Jackie Robinson was born 100 years ago today.  There is an entire section of today’s Times devoted to his life, and it is well worth reading as both baseball and social history  Although little will approach the emotional pull of Ken Burns’ treatment of Robinson in his epic baseball history, I confess that a tear (or more) came to my eyes in thumbing through the Times treatment.

I grew up in Brooklyn and my father took me to my first baseball game, at Ebbetts Field, to see Robinson play.  It is not possible to explain the role of the Dodgers in Brooklyn, nor the fervor of Dodger fans in favor of Robinson.  We did know we were making history.  It was not that history found out about us.  It was a knowing love of the man and the moment, and a proud moment for each of us.  We particularly hated those players who insulted or spiked Robinson, particularly hated those teams that were attacking #42.  Take that, St. Louis Cardinals!

Robinson is one of the few athletes to be relevant 62 years after his last game, and 47 years after his inexplicable early demise.  I still tell people what it was like in the stands, why Channel 9 invented split screen TV because viewers were more interested in seeing Robinson lead off first base than in watching the batter, how he stole home against the Yankees (yeah, the hated Yanks) in the World Series (of all places).  What I really can’t express to anyone is the sense of loss, to this day, felt about the man.

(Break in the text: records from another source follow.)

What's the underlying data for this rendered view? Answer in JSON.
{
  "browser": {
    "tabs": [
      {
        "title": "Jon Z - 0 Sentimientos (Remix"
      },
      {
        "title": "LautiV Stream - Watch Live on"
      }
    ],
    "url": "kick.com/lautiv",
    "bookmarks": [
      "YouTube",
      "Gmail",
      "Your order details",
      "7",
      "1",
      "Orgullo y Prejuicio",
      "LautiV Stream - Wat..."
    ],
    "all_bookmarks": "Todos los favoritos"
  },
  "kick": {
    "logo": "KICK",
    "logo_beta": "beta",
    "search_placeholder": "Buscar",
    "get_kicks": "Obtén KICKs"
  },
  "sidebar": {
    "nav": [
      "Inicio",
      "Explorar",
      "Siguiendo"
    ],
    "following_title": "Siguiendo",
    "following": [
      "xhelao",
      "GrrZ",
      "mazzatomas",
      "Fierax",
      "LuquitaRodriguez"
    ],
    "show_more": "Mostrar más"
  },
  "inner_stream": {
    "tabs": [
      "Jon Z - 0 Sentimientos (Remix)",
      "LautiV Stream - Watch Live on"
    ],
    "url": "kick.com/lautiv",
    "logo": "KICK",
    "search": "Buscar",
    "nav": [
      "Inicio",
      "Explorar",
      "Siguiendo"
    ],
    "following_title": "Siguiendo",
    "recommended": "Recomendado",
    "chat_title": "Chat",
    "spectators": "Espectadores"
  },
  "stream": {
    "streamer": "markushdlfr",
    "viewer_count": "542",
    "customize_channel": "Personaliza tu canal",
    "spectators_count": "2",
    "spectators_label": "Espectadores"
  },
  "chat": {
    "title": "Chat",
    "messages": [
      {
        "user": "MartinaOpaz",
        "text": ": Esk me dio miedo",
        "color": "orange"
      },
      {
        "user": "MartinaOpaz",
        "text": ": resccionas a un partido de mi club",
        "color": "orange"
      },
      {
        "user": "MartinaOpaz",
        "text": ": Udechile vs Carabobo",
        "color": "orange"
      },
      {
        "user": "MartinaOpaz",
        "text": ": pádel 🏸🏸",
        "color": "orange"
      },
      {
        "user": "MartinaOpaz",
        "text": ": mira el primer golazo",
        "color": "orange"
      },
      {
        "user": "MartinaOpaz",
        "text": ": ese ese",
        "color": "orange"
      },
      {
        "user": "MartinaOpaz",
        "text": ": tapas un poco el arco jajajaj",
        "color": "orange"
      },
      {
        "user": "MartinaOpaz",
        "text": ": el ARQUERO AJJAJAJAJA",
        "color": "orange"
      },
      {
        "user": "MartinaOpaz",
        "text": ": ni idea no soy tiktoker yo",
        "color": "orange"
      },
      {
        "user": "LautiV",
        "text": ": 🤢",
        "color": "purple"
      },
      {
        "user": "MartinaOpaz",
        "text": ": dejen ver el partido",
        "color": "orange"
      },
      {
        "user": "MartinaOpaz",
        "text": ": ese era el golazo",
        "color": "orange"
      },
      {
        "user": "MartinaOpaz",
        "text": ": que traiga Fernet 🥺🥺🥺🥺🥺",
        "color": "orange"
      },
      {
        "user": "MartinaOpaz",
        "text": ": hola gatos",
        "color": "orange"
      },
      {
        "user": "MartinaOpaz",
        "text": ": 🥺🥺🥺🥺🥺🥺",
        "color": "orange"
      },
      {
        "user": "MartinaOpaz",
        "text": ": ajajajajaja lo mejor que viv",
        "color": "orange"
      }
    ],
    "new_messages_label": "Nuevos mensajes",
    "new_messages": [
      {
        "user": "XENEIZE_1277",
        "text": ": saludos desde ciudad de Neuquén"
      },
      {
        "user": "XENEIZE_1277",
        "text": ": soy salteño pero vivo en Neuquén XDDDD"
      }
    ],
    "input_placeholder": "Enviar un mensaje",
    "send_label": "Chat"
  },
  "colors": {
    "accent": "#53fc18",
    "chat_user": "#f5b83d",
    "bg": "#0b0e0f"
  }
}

Memory is shrouded in the golden haze of childhood, sports is the early glue of a youngster defining who he is and what his tribe looks like, time promotes the mundane to the heroic, all this is true.  And it is easy to glorify someone whose social contribution is glorified by just about everyone else.  I don’t care the reason.  Every time I go to Fenway and see #42 on the facade where the retired numbers are displayed, my heart skips a beat.

 

ACLU Agenda

The Civil Liberties Union is a non-partisan organization defending civil rights guaranteed by the Constitution and our laws.  It’s political impact fairly can be said to be “liberal” as that phrase is understood in today’s politics.  ACLU brings numerous suits, almost always against governments; at today’s meeting at the Civil Liberties Union of Massachusetts it was noted that suits against the current Federal administration have numbered “about 200.”

Aside from litigating, ACLU has a program to establish civil rights through political action, all nonpartisan and all directed towards preservation of personal liberty. At today’s meeting, National Political Director Faiz Shakir outlined some of the actions ACLU has undertaken or is planning for 2019.  The key tool is ACLU volunteers, and the goal of ACLU is to mobilize and organize volunteers to achieve certain goals.

Those goals include: significant criminal law reform, some of which recently passed; increased voting through permitting ex-convicts to vote and easier registration of voters by various means; preserving rights of women to obtain abortions; suggesting or drafting legislation with pro-civil liberties themes; funding key state legislative initiatives through volunteers and advertising, including voting district gerrymandering; contacting potential presidential candidates now, at an early stage of their efforts, when they will be more open to forming opinions; and, encouraging legislation to limit the use of advanced technologies to surveil the general population by biometric technologies.

In the Massachusetts General Court (our legislature), many bills have been introduced this session worthy of study relating to protection from electronic surveillance, treatment for addiction, protection from forfeiture of property by the government for criminal connection unless a conviction has been obtained, rights of immigrants to attend court without ICE arrest, abortion protection, and a bill to permitting both registration and voting on election day itself.

One take-away: speakers suggested Massachusetts has a special obligation to limit  use of spying technologies on the general population, as so much of this technology is being developed by our local universities and is being deployed without statutory limits.